══ RECORD EXTRACTS
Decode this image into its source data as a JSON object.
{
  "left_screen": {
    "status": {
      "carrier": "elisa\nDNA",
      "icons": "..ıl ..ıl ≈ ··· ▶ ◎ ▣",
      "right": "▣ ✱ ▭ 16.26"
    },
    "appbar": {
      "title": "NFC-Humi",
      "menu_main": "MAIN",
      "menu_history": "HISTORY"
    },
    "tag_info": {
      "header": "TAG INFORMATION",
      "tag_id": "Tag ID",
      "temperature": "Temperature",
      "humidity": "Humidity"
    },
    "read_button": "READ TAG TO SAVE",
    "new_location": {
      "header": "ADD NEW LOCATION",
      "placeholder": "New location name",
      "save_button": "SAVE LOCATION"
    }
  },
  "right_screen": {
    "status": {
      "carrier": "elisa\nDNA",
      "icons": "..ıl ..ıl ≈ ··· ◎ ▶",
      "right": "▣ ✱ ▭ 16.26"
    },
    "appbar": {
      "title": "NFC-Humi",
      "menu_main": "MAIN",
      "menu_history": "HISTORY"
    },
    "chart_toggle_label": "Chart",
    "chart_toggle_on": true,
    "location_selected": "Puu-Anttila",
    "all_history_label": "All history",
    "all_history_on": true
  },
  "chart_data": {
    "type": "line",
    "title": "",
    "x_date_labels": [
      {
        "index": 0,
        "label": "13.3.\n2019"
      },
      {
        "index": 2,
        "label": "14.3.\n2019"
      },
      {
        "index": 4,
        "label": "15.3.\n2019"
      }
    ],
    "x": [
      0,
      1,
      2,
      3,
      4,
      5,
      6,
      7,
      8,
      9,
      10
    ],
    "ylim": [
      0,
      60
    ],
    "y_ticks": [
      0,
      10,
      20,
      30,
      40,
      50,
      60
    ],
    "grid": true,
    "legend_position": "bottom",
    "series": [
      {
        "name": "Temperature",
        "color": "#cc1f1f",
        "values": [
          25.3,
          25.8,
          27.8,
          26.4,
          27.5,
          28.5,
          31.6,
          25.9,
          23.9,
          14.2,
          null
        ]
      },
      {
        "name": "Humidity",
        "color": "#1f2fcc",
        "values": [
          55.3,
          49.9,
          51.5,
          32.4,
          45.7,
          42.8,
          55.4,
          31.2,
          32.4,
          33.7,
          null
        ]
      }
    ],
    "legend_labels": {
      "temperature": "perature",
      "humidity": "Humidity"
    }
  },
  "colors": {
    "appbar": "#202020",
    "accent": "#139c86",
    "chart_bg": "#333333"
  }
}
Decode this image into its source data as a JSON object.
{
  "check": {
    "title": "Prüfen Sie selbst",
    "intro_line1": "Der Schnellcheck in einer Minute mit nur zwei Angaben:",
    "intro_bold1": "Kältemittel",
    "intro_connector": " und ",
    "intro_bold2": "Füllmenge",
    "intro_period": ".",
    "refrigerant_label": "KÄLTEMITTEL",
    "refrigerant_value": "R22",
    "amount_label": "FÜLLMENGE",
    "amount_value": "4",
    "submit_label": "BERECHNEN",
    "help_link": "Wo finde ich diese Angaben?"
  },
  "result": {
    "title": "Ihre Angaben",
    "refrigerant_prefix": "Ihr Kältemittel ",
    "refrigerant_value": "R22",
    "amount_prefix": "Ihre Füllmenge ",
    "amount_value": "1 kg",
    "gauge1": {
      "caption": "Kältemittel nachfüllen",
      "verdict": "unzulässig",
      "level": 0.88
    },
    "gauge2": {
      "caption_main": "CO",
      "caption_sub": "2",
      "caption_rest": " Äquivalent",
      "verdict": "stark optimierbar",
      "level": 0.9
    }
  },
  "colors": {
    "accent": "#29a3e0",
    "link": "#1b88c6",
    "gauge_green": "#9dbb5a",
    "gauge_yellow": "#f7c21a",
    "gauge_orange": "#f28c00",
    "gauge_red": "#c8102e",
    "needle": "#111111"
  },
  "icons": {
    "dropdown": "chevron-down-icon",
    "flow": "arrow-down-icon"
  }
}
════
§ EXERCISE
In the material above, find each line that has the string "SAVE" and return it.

§ SOLUTION TO THIS EXERCISE
    "read_button": "READ TAG TO SAVE",
      "save_button": "SAVE LOCATION"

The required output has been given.